World Cup 2022 fan tokens plummet following upsets in Qatar

Since the start of the 2022 FIFA World Cup, upsets in the tournament have continuously lowered the trading volume and values of World Cup fan tokens.

The tokens are premised on engage-to-earn access models that allow users to participate in in-app games and trivia to receive extra access to the teams they support.

These tokens were created in partnership with official soccer federations and platforms such as Socios and BitCi. Fan tokens are similar to loyalty and reward tokens and donation tiers in that those who spend the most benefit the most.

The biggest pre-play winner was the Argentine Football Association Fan Token (ARG), the first big national soccer team NFT. It works similarly to DAO governance tokens in that holders can vote on future fan events, not the team’s decision or roster.

The popularity of ARG can be linked to rising interest in cryptocurrencies and tokens in the South American country. Since Argentina’s debut last year, federations in Spain, Portugal, Brazil and Italy have followed suit to generate fan tokens.

Fan tokens continue to decrease in value

The price of the ARG token reached $8.40 in the days leading up to the World Cup, doubling its value from $4.40 a month earlier. It fell after Saudi Arabia defeated Argentina on November 23 as fans sold their tokens.

A win does not guarantee that the value of a token will rise. Even after Argentina defeated Australia 2 to 1 on December 3, the ARG token was trading at $3.57, struggling to return to the previous week’s highs. Now, despite the team making it to the quarter-finals, the token’s value has dropped to $2.65 as of this writing.

Spain’s token met the same fate. Following an unexpected upset loss to Morocco in Tuesday’s round-of-16 match, it lost 55 percent of its value.

It reached its peak at 80 cents in September after the team defeated Portugal in the 2022/2023 European Cup, but has since fallen to 5 cents.

Portugal’s POR token is also down 6.1 percent over the same time frame, despite beating Switzerland 6-1 on December 6, which suggests that the tokens have become less responsive to the success of associated teams. The token peaked at $6.25 in the days leading up to the tournament and has since dropped to $2.25.

“We see the price of tokens being driven up in anticipation of football events like signings or titles,” Martin Calladine, the author of The Ugly Game, a book about FIFA’s dealings with the 2022 World Cup, said.

“Traders cash them out, prices crash, and fans are left sitting on losses—victims of their enthusiasm for their clubs.”

Other soccer-related NFTs

Visa’s V collection is another soccer-related NFT that has survived price fluctuations caused by game results. The collection, created in collaboration with, has generated $10,900 in traded volume, with over 2,471 minted.

Prices for works featuring teams such as England and Australia range from $10 to $1 million. The NFTs, which are part of the Masters of Movement collection, were created by tracking players’ movements during a short soccer game at FIFA’s Fan Zone, an area designated for World Cup attendees.

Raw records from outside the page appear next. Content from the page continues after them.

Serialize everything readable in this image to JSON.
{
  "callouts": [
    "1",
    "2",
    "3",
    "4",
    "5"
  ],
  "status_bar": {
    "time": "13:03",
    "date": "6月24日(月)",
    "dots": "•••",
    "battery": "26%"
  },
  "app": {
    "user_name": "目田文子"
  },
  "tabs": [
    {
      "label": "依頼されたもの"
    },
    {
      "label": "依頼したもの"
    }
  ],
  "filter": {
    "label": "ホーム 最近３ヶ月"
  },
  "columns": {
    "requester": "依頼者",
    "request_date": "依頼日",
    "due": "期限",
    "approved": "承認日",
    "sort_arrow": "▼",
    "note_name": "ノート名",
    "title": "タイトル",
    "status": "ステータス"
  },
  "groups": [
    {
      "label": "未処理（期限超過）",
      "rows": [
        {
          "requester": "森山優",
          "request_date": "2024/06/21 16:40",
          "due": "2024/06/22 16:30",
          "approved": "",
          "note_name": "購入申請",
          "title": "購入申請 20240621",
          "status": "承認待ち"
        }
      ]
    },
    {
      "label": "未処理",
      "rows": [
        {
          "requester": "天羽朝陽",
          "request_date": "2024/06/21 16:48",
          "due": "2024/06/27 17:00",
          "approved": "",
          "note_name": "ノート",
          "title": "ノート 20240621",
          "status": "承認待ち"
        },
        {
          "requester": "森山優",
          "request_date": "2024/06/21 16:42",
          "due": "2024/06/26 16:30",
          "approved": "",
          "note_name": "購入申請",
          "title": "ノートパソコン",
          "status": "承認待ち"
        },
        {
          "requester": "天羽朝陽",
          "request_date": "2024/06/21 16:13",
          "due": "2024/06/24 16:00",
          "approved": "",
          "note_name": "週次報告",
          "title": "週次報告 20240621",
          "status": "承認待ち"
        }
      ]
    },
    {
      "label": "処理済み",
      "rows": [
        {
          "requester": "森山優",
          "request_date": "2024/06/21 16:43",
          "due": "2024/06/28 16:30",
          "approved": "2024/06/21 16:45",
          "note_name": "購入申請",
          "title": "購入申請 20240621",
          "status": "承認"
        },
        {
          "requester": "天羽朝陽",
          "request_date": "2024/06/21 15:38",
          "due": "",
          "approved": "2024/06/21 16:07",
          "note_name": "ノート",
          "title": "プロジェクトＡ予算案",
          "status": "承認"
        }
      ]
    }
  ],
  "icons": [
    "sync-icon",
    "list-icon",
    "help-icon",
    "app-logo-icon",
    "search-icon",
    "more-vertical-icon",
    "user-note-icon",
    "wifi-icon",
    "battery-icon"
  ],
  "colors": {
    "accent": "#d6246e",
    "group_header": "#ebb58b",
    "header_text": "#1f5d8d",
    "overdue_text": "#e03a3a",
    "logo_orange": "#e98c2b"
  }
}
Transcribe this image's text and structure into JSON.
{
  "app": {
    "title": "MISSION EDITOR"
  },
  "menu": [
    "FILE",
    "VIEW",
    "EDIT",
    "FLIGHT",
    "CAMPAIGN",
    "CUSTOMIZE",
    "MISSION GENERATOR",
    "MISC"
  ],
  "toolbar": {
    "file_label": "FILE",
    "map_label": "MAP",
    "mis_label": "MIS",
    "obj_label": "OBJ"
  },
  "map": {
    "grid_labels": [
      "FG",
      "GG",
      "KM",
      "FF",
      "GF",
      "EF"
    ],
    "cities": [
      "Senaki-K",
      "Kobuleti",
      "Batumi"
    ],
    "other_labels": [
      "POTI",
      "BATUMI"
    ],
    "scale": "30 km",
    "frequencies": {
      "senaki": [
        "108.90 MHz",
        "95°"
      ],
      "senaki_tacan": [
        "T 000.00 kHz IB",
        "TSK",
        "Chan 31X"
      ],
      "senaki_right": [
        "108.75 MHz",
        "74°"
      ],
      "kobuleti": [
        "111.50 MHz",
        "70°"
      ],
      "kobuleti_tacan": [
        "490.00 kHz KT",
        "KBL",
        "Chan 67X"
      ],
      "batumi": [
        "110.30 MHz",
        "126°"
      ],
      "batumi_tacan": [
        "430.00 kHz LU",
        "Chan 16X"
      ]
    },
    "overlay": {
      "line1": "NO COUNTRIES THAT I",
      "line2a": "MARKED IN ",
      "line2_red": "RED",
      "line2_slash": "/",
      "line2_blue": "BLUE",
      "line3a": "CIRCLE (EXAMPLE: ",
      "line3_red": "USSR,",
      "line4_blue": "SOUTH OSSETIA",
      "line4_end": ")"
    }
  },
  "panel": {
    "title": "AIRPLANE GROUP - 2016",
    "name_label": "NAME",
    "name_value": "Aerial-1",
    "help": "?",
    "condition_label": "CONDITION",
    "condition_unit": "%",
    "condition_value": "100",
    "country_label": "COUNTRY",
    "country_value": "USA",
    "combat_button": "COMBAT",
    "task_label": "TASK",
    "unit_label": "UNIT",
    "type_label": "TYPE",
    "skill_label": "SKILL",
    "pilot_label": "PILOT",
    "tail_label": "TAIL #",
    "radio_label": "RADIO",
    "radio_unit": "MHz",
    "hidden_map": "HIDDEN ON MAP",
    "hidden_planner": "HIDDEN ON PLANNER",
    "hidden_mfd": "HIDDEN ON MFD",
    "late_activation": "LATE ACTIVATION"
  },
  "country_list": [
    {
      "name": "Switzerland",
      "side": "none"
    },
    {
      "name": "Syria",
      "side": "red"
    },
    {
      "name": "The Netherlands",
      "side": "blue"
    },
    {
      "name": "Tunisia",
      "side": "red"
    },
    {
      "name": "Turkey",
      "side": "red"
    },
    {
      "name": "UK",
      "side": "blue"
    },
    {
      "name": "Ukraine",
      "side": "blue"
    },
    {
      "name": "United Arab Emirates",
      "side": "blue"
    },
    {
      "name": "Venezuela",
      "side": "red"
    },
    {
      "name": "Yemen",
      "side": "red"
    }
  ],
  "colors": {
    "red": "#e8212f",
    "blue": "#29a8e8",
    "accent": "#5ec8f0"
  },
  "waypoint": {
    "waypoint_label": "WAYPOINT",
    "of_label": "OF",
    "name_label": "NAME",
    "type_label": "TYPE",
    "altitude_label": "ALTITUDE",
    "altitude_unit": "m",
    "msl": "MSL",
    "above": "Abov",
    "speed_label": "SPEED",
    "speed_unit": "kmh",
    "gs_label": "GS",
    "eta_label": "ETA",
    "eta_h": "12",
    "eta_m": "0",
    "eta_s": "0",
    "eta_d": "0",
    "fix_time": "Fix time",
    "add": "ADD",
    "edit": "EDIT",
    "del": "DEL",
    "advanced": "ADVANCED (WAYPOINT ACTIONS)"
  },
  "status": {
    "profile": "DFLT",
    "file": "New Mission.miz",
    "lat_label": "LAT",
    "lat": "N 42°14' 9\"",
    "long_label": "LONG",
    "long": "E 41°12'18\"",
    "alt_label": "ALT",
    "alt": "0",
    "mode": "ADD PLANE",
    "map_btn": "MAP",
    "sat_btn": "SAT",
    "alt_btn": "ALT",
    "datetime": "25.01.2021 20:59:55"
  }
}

These activity maps generate unique images for each game, which are then minted as NFTs. Over 13,000 fans have recently visited Visa’s pop-up in the FIFA Fan Zone. Fans can receive the images as digital files or mint them as NFTs.

Coca-Cola and recently collaborated to create a World Cup-inspired NFT collection. Digital artist Bradley G. Munkowitz, also known as GMUNK, created 10,000 NFTs, which will be available to fans on the NFT platform.